University of Georgia wide receiver Chris Conley is a proud Star Wars nerd. As a kid he was mesmerized by lightsabers, Jedi Knights and stormtroopers, and he has been a die-hard fan ever since. Last February, Conley was seen in a Jedi costume at a Bulldogs' gymnastics meet, and his Twitter account is full of pictures combining his two passions: football and Star Wars.
In July, Conley took his passion to a new level when he released Retribution, a 26-minute Star Wars fan film starring himself as "the fallen Jedi Khari Vion." Conley had 45 catches and 651 receiving yards for the Bulldogs last season. But the most impressive number on his résumé is 378,000. That's the view count Retribution had on YouTube by the end of July, which was more than Conley, or anyone working on the project, ever expected.
Legitimate worry was the theme of the early games in Week 3. It all starts with Tom Brady and the New England passing game. Brady underwhelmed yet again, in what should have been a great matchup. He had just 234 yards, 6.3 yards per attempt, and one touchdown against the Raiders. There’s little to no explosion in the passing attack, evidenced by Brady’s 5.54 YPA on the year.
Injuries have created a wealth of opportunities, mostly for backup running backs, as well as huge holes in fantasy starting lineups.
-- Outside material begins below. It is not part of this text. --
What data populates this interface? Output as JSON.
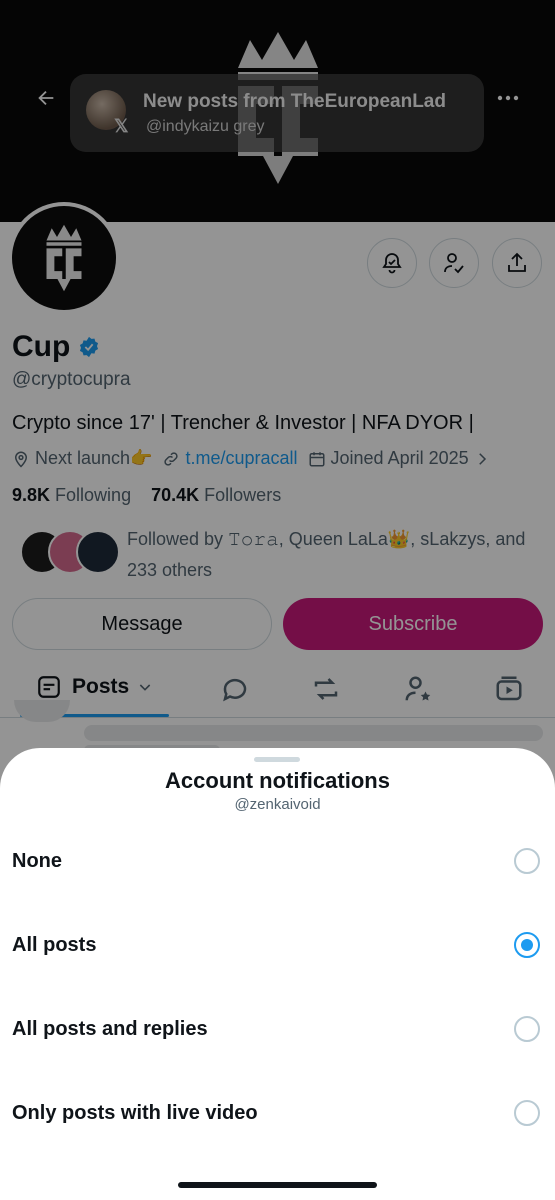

Last week, Jamaal Charles, A.J. Green, Ryan Mathews and DeSean Jackson were started in about 100 percent of fantasy leagues. All of them left their respective games with injuries, and only Jackson appears likely to start this week. Robert Griffin III, Mark Ingram and Knowshon Moreno are also on the shelf, leaving their owners scrambling to find replacements.
All that tumult makes for a very interesting week of start/sit decisions. Do you immediately trust Knile Davis in Kansas City and Donald Brown in San Diego? Is Khiry Robinson worth a shot against the Vikings this week? Could Mohamed Sanu be a sneaky play if Green is forced to sit because of his foot injury? All of that and more will be answered in SI.com’s recommendations on who to start and who to sit for Week 3.
The following recommendations are based on 12-team leagues that start one quarterback, two running backs, two receivers, one RB/WR flex, one tight end and one defense. However, to accommodate slightly deeper leagues, they extend to 14 quarterbacks and tight ends, 30 running backs and 40 receivers.
Between Week 1 and Week 2, most fantasy football owners were a little reluctant to shake up their roster -- and rightfully so -- for a lackluster group of guys who may have been one-week wonders. But following Week 2, the waiver wire has suddenly turned into a battle zone for the best available players because of how many injuries/suspensions we saw this past weekend.
Owners of Jamaal Charles, Maurice Jones-Drew, Doug Martin, Knowshon Moreno and DeAngelo Williams will all look for waiver-wire warriors. While Adrian Peterson is supposed to play in Week 3, his owners would be wise to buy some fantasy insurance, too. Also, owners of Eric Decker, A.J. Green and DeSean Jackson will be in an add/drop frenzy, too, looking for wide receiver help.
If you don’t own any of the above players, consider buying a lottery ticket. You should still be active on the waiver wire, especially if you have a player or two ready for dumping (looking at you, Cecil Shorts’ owners). By grabbing some of the most valuable waiver-wire replacements, you could gain major trade pieces, even if you don’t plan on starting the player you pick up.
Last week, we steered you right on Bobby Rainey, Brian Quick and Larry Donnell, but we missed the boat on Jake Locker, Benny Cunningham and the Dolphins defense. Let’s correct that.
There are a number of teams with a record – good, bad or somewhere in the middle – that no one expected to see after the first two weeks of the 2014 season. But we should have a better idea of how good (or bad) teams are after this weekend. The ones that have shined early have tough games to play, while others have struggled early have games that could indicate the severity of their problems. How will your team fair after Week Three?
(The Forgotten Four (clockwise from top left): Marion Motley, Bill Willis, Kenny Washington, Woody Strode)
The story of how Jackie Robinson broke baseball’s color barrier in 1947 is the stuff of legend. But there’s another story about the desegregation of a professional sport that hardly gets told.
A year before Robinson joined the Brooklyn Dodgers, four black football players broke the football’s color barrier. Kenny Washington and Willie Strode played for the Los Angeles Rams and Marion Motley and Bill Willis played for the Cleveland Browns. And it’s their journey to the NFL that’s the focus of the new documentary Forgotten Four: The Integration of Pro Football.
The Kirk Cousins Era might be upon us. After completing two of his first three pass attempts for 38 yards (the only incompletion was a drop), Robert Griffin III suffered a non-contact injury to his ankle that turned out to be a dislocation and is expected to miss at least eight weeks. That won’t be a killer for Washington’s playoff hopes if Cousins plays the way he did on Sunday.